shadows -- the forced relocation of some U.S. residents of
Italian ancestry from their homes.
Now, some Italian-Americans believe the federal government
needs to own up to that history. A bill introduced in
Congress would force the government to disclose all that it
knows about the episode.
"We're not asking for monetary compensation," says Rose
Scudero, who was 12 when she and her mother, who was an
Italian citizen, were forced to leave their home. "We want it
documented. We want the government to acknowledge it
In the hysteria that accompanied the outbreak of World War
II, many Japanese citizens on the West Coast were forced into
internment camps, an episode for which the government has
apologized and paid compensation to survivors.
But the United States was also at war with Mussolini's Italy,
and Italian-Americans also were branded "enemy aliens" and
told to move out of certain areas. Even the fisherman father
of baseball great Joe DiMaggio, who had a 56-game hitting
streak in 1941, was told he could not fish San Francisco Bay
or visit the city.
In Pittsburg, California, 2,000 Italians were told to leave.
Many were fishermen, and their boats were confiscated.
"Some of them lost their homes. They had no way of making a
living, and so a lot of the things they had, they lost," says

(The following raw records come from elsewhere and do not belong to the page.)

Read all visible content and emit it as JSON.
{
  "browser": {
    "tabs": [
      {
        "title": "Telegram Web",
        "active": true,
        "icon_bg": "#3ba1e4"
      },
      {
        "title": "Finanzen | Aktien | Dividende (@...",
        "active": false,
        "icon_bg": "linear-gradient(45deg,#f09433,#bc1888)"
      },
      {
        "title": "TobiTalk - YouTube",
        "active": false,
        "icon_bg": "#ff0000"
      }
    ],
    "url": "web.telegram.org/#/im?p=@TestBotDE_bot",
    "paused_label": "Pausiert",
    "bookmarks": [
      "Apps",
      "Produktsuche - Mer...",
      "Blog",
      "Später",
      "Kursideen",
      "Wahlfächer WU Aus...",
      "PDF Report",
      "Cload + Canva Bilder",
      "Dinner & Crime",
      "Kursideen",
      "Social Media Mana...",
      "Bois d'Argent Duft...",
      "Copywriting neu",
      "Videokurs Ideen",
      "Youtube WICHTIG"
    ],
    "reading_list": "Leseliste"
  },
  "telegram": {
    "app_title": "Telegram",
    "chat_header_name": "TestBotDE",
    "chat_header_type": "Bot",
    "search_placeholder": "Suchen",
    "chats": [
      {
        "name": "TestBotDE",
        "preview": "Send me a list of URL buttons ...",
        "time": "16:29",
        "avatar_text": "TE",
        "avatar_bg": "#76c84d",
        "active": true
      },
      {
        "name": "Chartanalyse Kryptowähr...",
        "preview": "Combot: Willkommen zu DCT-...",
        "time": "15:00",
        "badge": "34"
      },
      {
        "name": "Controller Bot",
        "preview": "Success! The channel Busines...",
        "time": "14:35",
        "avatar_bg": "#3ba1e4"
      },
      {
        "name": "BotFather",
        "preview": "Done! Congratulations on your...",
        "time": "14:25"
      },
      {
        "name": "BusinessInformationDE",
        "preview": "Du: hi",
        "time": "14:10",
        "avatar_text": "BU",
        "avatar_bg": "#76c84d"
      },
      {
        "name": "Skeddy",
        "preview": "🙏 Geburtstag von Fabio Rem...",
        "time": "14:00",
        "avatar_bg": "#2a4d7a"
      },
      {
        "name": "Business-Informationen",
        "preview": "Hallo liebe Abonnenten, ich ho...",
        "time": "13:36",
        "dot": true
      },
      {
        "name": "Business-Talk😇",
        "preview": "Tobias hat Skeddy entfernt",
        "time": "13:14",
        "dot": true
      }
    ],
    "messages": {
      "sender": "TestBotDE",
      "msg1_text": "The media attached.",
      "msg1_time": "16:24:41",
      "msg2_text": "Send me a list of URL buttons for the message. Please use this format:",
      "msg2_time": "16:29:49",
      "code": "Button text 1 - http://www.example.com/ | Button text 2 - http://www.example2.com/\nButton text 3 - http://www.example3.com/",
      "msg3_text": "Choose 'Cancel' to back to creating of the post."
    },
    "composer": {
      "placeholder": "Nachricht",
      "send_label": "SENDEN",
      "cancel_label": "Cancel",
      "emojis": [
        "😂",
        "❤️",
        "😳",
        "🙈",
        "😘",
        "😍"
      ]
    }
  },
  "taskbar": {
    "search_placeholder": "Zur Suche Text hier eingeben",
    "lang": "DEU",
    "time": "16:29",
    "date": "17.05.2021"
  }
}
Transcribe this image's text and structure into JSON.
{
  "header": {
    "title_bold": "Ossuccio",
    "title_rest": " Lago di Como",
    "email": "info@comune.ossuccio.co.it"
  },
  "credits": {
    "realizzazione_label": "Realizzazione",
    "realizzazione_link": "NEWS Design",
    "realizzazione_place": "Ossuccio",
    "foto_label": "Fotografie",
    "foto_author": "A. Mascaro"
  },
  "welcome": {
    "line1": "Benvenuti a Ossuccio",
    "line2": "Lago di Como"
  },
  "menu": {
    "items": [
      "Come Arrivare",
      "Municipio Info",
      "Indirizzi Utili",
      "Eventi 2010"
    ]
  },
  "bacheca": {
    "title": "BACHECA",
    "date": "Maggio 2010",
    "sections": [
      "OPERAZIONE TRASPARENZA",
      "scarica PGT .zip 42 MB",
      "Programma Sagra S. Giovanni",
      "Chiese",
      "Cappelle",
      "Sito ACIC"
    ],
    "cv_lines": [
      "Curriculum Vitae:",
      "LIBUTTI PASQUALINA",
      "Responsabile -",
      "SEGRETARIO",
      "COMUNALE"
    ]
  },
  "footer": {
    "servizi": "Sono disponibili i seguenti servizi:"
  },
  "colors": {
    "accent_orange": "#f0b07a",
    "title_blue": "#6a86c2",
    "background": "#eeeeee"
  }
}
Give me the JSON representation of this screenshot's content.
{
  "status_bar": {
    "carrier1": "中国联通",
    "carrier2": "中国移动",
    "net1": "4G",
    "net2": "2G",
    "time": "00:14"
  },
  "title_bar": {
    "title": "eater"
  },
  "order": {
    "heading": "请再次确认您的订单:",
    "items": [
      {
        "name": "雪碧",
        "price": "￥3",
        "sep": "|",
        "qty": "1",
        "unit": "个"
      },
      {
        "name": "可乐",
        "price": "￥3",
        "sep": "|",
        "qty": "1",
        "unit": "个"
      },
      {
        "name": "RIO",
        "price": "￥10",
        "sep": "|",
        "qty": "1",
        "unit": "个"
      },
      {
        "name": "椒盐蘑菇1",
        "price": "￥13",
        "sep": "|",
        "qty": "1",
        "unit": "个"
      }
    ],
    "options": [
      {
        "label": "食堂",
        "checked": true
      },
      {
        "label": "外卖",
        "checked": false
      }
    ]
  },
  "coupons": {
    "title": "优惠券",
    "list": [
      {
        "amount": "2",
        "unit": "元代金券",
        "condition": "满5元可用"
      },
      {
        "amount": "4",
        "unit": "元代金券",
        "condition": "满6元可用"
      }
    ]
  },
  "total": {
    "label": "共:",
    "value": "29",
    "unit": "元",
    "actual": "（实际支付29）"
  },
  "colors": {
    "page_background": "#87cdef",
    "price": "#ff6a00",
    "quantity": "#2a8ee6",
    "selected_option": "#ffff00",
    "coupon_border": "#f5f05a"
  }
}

Pat Firpo of the Pittsburg Historical Society.
"They didn't fully explain to these people why they did
this," says Scudero. "They felt they had done something
wrong. They felt so guilty."
Because housing was scare in wartime, many of those who were
dislocated had difficulty finding somewhere to live. One
woman even took up residence in a chicken coop.
At the same time, the sons of these so-called "enemy aliens"
went off to fight for the United States.
Bringing attention to what happened during this episode is an
exhibit of photographs and artifacts, called "The Secret
Story." It has been traveling around the country since 1994
and is scheduled to open in Washington, D.C., next week.
Also, two books have been written, compiling oral tales of
the plight of the dislocated Italian-Americans. But five
decades after the fact, there are still no official
historical accounts of the episode.
Most of those forced to leave are no longer alive. Now, their
sons and daughters are trying to make sure that what their
parents endured is not forgotten.
Correspondent Rusty Dornin contributed to this report.